With two different minds, Stubby and I begin our ritual of walking in the woods. She cannot wait and I of course want to make her wait. I want to trim the mania and bulging dog eyeball moments to a minimum right out of the gate. Start out with control and I am more likely to have some left when we come back.

So it all starts with crossing the road. That damn road. The road that cost Stubby one of her legs. The road that everyone but the residents speeds on. I am no fool. Well, I like to feed the illusion anyway. I know Stubby does what Stubby wants when she knows my eyes and ears are employed elsewhere. But when we approach the road I have a very specific ritual I make her suffer through.

"Sit", I say in my commanding dog owner voice. Stubby sits or lays. I gave up trying to get her to know the difference. At least she is still.

"Now Stub, look left", as I look left. Of course she looks at me.

"Now look right", and I look right. She is still staring at me.

"Look left again Stubb", and I look left. For some reason she always does look left the last time. Maybe she has figured out the short cut. I don't know. But as soon I say it, she is up and ready to cross when I utter that magical word, "Okay".

Once across the road, she dashes down the trail she wants to head. I always pick the other one. Why? I guess because these walks have a purpose. To instill some semblance of order in a disordered mind. So she always has to be reined in with a sharp whistle and reverse her course to suit mine. She switches her choices so often, I now wonder if she is not using some reverse psychology on me. My mind always goes back to that short cut moment when we cross the road.

We begin our walk in a counterclockwise direction on Trail #1. I am never sure why they numbered the trails as there are only two, but they did. I would have labeled them differently. One would be called "This Way" and the other one would become "That Way". They both come back to "Right Here" anyway because "That Way" runs into "This Way" and they become one always finishing "Right Here". The possibilities are not even close to endless.

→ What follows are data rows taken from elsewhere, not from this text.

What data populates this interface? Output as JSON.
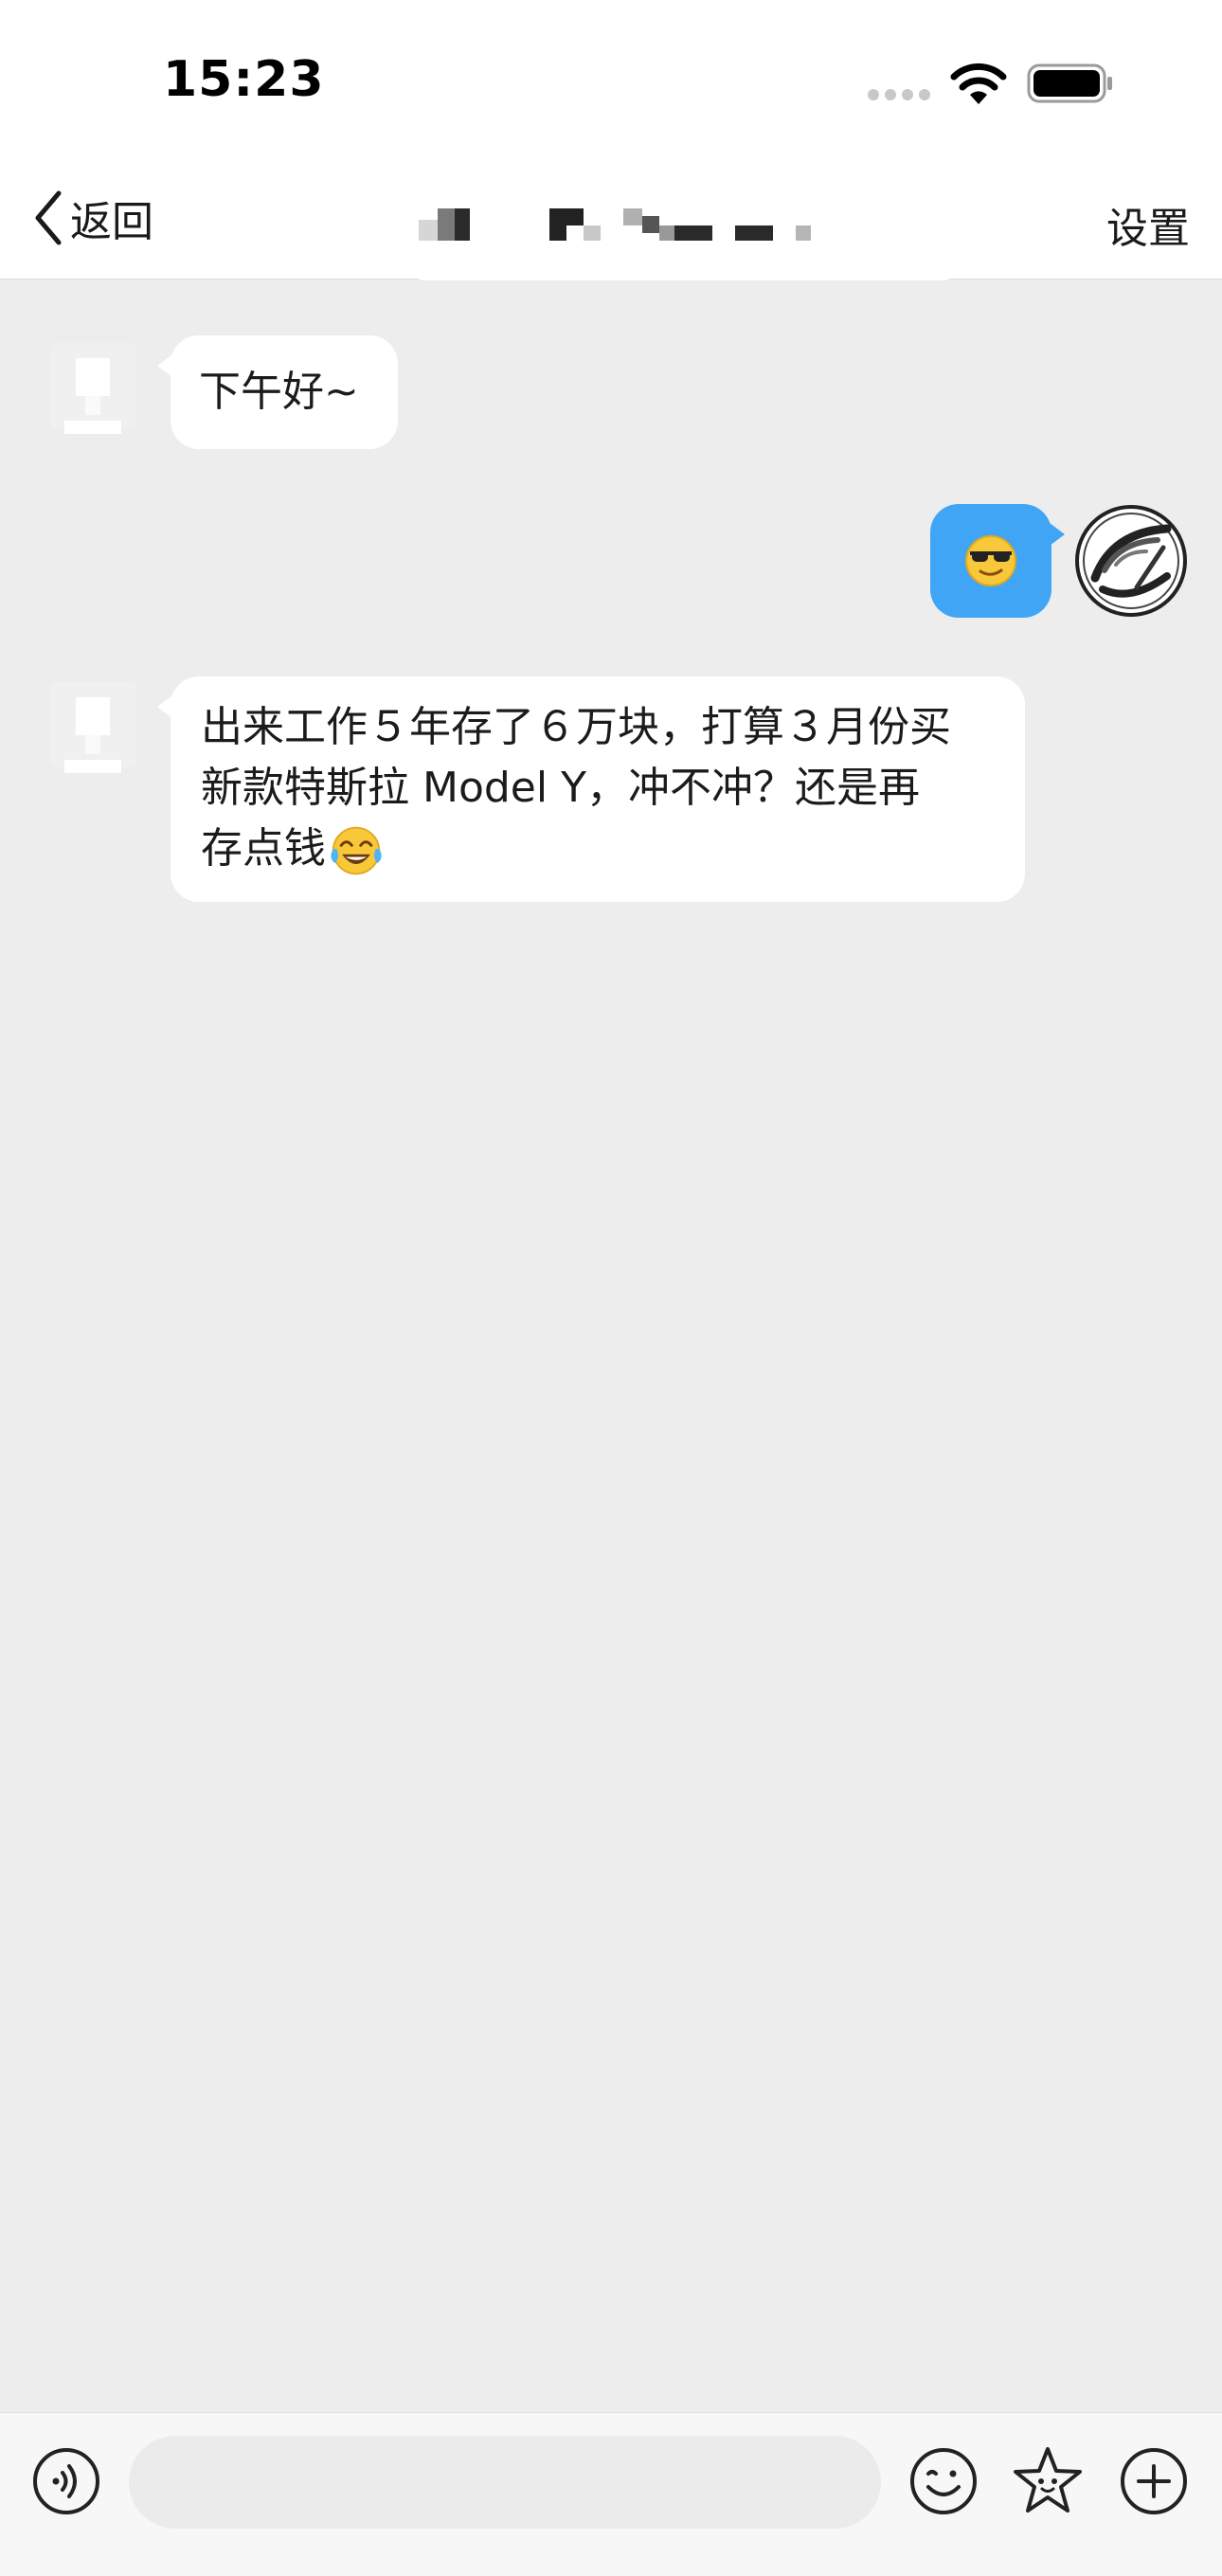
{
  "status_bar": {
    "time": "15:23",
    "signal_icon": "signal-dots-icon",
    "wifi_icon": "wifi-icon",
    "battery_icon": "battery-icon"
  },
  "nav": {
    "back_label": "返回",
    "settings_label": "设置",
    "title_obscured": true
  },
  "messages": [
    {
      "side": "incoming",
      "text": "下午好~"
    },
    {
      "side": "outgoing",
      "emoji": "sunglasses-emoji"
    },
    {
      "side": "incoming",
      "lines": [
        "出来工作５年存了６万块，打算３月份买",
        "新款特斯拉 Model Y，冲不冲？还是再",
        "存点钱"
      ],
      "trailing_emoji": "tears-of-joy-emoji"
    }
  ],
  "input_bar": {
    "placeholder": "",
    "voice_icon": "voice-icon",
    "emoji_icon": "emoji-icon",
    "sticker_icon": "star-sticker-icon",
    "plus_icon": "plus-icon"
  },
  "colors": {
    "background": "#ededed",
    "outgoing_bubble": "#41a5f5",
    "incoming_bubble": "#ffffff"
  }
}
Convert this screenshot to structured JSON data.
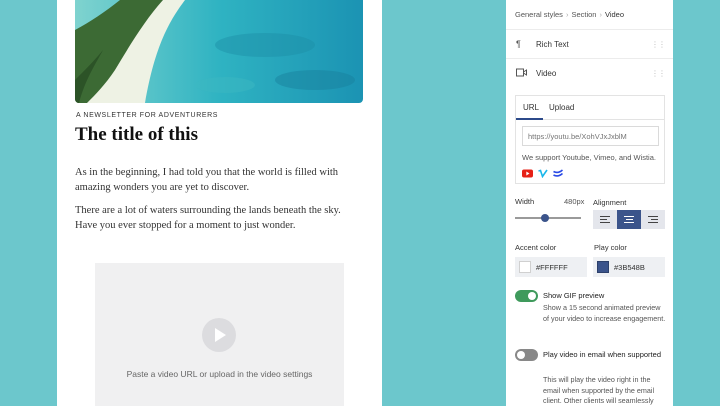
{
  "email": {
    "kicker": "A NEWSLETTER FOR ADVENTURERS",
    "title": "The title of this",
    "paragraphs": [
      "As in the beginning, I had told you that the world is filled with amazing wonders you are yet to discover.",
      "There are a lot of waters surrounding the lands beneath the sky. Have you ever stopped for a moment to just wonder."
    ],
    "video_placeholder": "Paste a video URL or upload in the video settings"
  },
  "panel": {
    "breadcrumbs": [
      "General styles",
      "Section",
      "Video"
    ],
    "blocks": [
      {
        "label": "Rich Text",
        "icon": "paragraph-icon"
      },
      {
        "label": "Video",
        "icon": "video-camera-icon"
      }
    ],
    "source_tabs": [
      "URL",
      "Upload"
    ],
    "active_tab": "URL",
    "url_placeholder": "https://youtu.be/XohVJxJxblM",
    "support_text": "We support Youtube, Vimeo, and Wistia.",
    "width_label": "Width",
    "width_value": "480px",
    "width_fraction": 0.45,
    "alignment_label": "Alignment",
    "alignment_selected": "center",
    "accent_label": "Accent color",
    "accent_value": "#FFFFFF",
    "play_label": "Play color",
    "play_value": "#3B548B",
    "gif_preview": {
      "title": "Show GIF preview",
      "description": "Show a 15 second animated preview of your video to increase engagement.",
      "enabled": true
    },
    "play_in_email": {
      "title": "Play video in email when supported",
      "description": "This will play the video right in the email when supported by the email client. Other clients will seamlessly",
      "enabled": false
    }
  },
  "colors": {
    "background": "#6cc7cc",
    "accent_blue": "#3b548b",
    "toggle_on": "#3f9a5c",
    "youtube": "#e62117",
    "vimeo": "#1ab7ea",
    "wistia": "#2949e5"
  }
}
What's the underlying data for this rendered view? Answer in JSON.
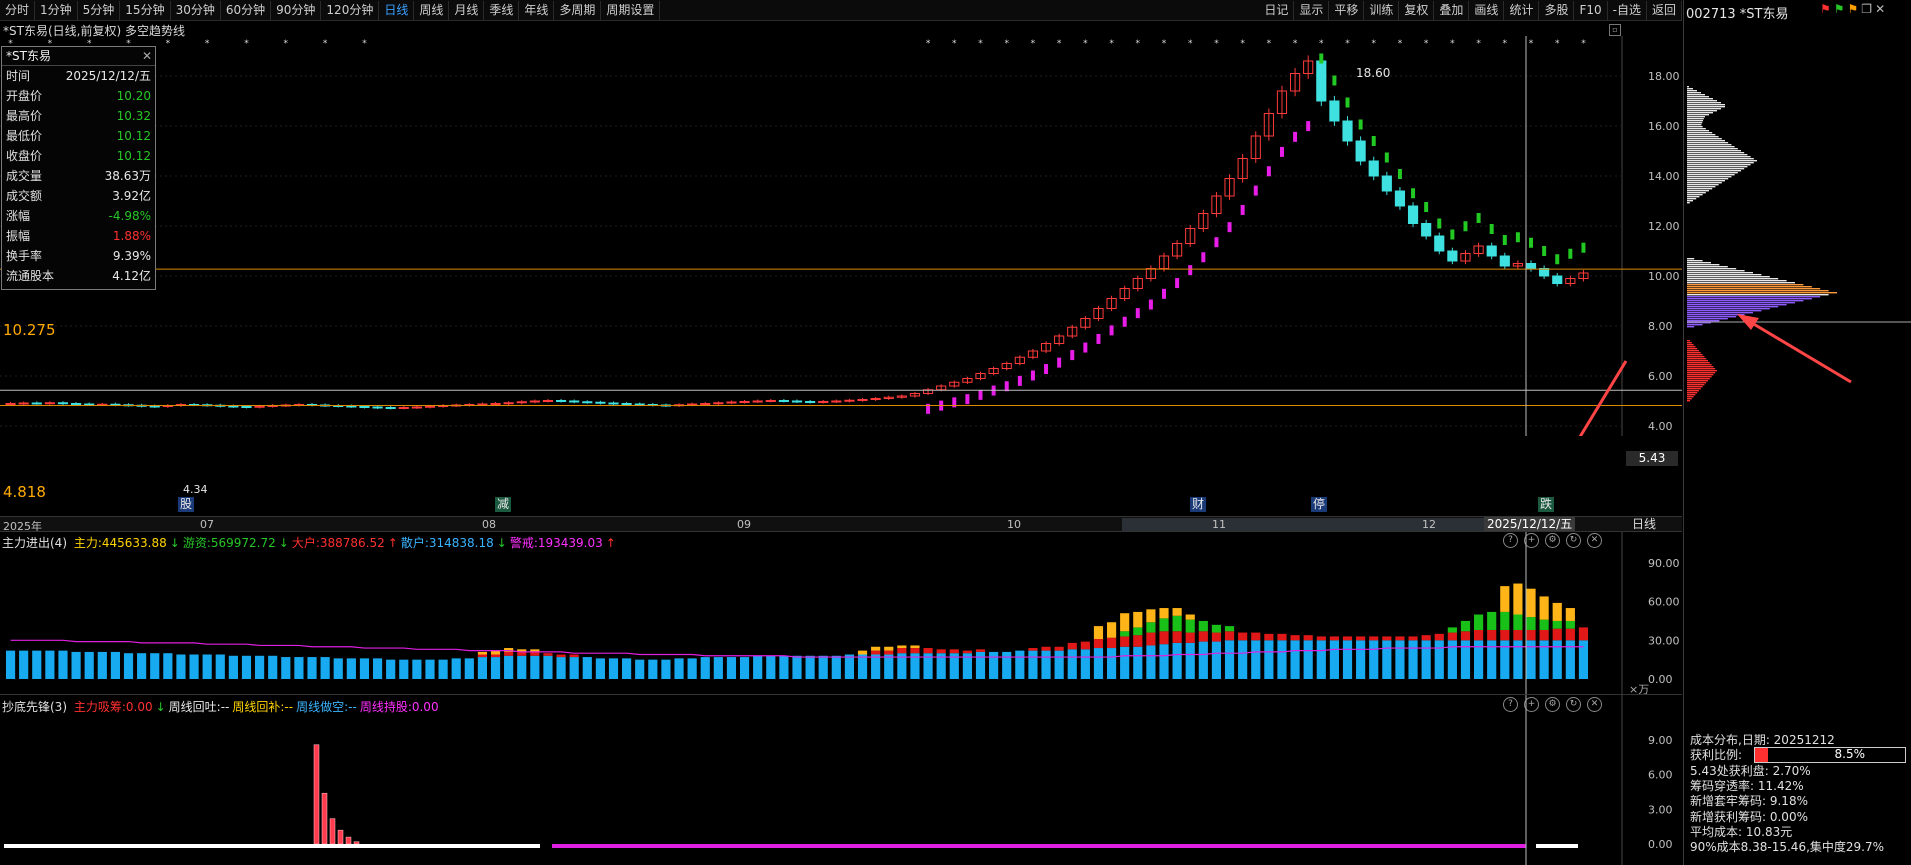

I stay on the trail. Stubby doesn't. The classic dog, she crisscrosses the trail with nose to the ground. When we first began these walks when she was a puppy and still had all four legs, I did my best to turn her into the poster dog of good behaviour. Tried to keep her at my heel and looking at me with adoring eyes. I managed the adoring eyes thing, but I just had to give her the back and forth thing. I settled on being able to see her. After all, she almost always came instantly when I whistled or clapped my hands, or shouted until I was blue in the face.

I always come back from our walks or rides wondering about this "Dog Training" idea. Do we train them or do they train us? I have allowed my original purpose and intent to be molded and tweaked by this animal who is supposedly of lesser intelligence than I. If I was keeping score, I get the feeling I would not be winning. Thankfully neither of us seem to care who is winning.